World View and Respect for Others
This is an amazing planet, and an incredibly diverse one. We want our kids to meet as many people as possible, and to see the beauty in other cultures, but we also want them to see how people live and what problems they face. At some point in my kids’ lives, and possibly many times in their lives, they will face a choice between doing what’s right and doing what’s profitable. They’ll be able to make decisions that can help people. And hopefully their trips through the slums of Mumbai, and the conversations with African goat herders, and their encounters with Filipino kids on the playground in Hong Kong will shape those decisions.
Feeding their Passions
My kids have all discovered things that they love, and are legitimately talented at, through travel. A passion for playing soccer, and an obsession with European soccer? It started with the Sweden/Norway game we attended when traveling through Oslo several years ago. A serious talent for sketching? It began with a drawing workshop at the British Museum in London. A love of beaches and water, and a talent for swimming? That’s developed over many trips to Hawaii, Greece, Costa Rica and the South Pacific. And on the other side, my youngest daughter loves animals, so we try to either travel to destinations with a high likelihood of animal encounters, like the Galapagos, Kenya and Australia, or we add animal-centered activities to other trips. I’d be very surprised if her eventual career isn’t centered around animals!

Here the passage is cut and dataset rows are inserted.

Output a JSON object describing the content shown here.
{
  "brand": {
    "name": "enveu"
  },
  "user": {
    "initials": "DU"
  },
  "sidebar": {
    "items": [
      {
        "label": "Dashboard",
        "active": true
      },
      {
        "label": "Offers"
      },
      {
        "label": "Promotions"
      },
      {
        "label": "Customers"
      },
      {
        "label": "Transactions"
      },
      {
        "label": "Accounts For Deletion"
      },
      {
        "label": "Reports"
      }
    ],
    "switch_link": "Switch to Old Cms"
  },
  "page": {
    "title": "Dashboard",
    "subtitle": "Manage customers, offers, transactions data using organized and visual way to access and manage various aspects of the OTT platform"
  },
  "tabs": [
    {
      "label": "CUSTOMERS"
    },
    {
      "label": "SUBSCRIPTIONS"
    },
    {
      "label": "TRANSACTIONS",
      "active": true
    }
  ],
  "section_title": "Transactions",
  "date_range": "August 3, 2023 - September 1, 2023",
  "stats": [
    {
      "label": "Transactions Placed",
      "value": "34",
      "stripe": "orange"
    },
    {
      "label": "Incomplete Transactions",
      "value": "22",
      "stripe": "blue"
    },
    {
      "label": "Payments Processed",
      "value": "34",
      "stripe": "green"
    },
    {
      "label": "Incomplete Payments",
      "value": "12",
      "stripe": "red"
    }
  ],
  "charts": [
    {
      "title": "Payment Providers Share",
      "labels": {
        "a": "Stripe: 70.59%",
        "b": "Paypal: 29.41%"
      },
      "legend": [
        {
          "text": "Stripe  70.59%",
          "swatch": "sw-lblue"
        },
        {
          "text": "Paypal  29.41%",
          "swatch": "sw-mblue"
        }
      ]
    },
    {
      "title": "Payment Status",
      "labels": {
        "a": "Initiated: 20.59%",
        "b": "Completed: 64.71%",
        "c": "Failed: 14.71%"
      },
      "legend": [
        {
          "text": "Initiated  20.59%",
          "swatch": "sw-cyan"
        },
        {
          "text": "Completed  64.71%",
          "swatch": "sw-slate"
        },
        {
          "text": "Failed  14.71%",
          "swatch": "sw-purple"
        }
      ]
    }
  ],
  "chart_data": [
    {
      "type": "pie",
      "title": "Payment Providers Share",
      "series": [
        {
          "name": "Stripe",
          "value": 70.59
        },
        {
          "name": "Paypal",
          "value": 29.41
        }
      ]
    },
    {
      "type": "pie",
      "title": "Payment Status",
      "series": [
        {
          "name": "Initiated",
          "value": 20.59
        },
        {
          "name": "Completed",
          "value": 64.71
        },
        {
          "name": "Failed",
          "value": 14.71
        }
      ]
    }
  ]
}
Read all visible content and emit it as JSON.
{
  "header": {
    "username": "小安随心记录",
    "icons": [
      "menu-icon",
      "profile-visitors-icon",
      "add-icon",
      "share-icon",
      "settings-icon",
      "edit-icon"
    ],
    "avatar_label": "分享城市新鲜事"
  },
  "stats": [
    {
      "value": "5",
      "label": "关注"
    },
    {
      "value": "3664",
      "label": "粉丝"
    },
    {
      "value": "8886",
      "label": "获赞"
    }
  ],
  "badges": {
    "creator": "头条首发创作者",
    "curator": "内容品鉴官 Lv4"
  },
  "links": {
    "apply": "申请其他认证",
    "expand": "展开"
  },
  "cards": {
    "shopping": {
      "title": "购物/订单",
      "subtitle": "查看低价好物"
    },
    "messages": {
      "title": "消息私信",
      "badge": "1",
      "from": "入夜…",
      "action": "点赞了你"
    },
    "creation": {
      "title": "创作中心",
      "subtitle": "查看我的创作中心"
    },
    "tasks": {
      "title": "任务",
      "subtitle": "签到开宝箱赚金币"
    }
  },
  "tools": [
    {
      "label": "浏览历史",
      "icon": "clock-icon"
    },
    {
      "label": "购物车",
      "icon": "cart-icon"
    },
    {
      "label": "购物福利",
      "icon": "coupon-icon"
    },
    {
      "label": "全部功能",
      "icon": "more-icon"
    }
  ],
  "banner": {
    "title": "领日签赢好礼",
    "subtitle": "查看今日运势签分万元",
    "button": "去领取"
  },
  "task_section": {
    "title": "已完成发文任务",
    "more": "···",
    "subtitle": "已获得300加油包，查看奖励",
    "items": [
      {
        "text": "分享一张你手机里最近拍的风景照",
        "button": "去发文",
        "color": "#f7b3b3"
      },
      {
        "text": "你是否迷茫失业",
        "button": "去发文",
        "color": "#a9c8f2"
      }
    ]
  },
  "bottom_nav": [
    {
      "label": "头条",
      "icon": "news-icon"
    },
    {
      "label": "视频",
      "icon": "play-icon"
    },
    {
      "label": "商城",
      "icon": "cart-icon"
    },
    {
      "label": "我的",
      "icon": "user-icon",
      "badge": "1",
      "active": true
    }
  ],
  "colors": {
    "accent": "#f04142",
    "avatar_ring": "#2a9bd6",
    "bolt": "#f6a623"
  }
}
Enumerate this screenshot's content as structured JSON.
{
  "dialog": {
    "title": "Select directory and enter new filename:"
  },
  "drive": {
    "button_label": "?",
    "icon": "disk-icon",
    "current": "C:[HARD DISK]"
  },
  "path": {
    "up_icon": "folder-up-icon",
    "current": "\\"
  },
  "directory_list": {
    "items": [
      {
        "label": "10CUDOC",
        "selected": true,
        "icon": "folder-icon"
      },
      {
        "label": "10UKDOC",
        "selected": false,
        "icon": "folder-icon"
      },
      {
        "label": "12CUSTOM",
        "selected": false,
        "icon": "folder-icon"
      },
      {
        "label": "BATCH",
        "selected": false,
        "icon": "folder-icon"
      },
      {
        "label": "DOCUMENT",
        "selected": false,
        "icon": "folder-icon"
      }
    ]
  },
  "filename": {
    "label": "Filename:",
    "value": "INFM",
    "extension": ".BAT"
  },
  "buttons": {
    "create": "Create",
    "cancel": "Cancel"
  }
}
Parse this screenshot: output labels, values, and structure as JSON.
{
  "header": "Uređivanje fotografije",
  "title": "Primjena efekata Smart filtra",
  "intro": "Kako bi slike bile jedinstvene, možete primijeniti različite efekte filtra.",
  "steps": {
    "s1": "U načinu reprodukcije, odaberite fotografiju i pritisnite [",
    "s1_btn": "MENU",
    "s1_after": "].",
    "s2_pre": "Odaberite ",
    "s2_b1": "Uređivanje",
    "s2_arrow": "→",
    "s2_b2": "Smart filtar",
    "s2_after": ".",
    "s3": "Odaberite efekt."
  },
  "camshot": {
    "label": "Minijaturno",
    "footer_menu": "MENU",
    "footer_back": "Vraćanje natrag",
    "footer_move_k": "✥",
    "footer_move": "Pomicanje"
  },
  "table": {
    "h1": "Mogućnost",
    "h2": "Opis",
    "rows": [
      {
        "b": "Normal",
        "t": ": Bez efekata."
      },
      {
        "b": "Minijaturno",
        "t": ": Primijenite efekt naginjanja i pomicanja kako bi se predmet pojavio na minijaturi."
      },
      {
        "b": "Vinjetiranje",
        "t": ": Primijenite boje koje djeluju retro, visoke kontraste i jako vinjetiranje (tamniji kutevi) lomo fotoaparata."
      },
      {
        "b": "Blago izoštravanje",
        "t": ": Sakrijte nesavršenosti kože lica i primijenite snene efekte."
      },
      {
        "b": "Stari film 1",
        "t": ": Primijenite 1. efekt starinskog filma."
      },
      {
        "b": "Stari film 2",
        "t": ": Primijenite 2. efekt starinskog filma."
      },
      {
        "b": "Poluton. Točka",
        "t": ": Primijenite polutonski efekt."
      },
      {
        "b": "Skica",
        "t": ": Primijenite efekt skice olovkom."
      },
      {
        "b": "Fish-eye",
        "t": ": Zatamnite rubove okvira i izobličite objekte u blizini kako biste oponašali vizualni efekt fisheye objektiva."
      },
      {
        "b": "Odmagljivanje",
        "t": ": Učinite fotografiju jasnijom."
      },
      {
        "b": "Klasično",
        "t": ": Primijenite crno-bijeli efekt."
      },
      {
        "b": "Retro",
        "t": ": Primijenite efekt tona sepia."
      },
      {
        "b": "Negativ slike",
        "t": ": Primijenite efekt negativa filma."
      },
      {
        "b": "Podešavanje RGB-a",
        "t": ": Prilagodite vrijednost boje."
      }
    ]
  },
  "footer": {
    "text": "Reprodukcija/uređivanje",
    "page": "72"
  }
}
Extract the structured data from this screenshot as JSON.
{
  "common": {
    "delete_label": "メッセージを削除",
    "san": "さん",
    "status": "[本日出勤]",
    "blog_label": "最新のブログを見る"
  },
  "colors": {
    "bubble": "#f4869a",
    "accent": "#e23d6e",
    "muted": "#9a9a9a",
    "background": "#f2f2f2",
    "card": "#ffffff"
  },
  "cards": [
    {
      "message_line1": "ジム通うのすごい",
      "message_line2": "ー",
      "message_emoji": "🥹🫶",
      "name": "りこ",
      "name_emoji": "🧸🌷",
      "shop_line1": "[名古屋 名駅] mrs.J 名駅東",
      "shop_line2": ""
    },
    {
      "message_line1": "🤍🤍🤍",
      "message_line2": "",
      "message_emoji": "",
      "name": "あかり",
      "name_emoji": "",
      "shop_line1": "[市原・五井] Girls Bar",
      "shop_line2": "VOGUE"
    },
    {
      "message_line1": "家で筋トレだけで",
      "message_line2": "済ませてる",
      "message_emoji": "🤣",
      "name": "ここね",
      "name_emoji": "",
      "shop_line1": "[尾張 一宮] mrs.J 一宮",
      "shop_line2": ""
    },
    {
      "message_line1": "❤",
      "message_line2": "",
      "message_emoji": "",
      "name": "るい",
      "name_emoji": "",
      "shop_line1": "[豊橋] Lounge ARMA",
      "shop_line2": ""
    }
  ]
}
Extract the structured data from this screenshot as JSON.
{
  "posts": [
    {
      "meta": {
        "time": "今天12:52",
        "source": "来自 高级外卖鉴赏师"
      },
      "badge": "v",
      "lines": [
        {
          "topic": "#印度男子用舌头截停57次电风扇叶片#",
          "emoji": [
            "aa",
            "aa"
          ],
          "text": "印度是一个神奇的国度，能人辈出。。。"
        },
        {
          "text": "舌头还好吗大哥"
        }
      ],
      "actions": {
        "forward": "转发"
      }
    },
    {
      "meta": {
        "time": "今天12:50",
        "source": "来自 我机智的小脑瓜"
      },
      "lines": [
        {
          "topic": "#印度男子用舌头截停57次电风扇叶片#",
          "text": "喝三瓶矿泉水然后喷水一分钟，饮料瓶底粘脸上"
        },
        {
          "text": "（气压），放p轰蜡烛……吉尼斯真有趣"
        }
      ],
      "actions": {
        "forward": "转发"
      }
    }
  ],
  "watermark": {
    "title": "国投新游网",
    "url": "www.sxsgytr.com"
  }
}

I’d love feedback! What benefits have you seen from traveling with your kids? Have your kids had experiences that were literally life-changing?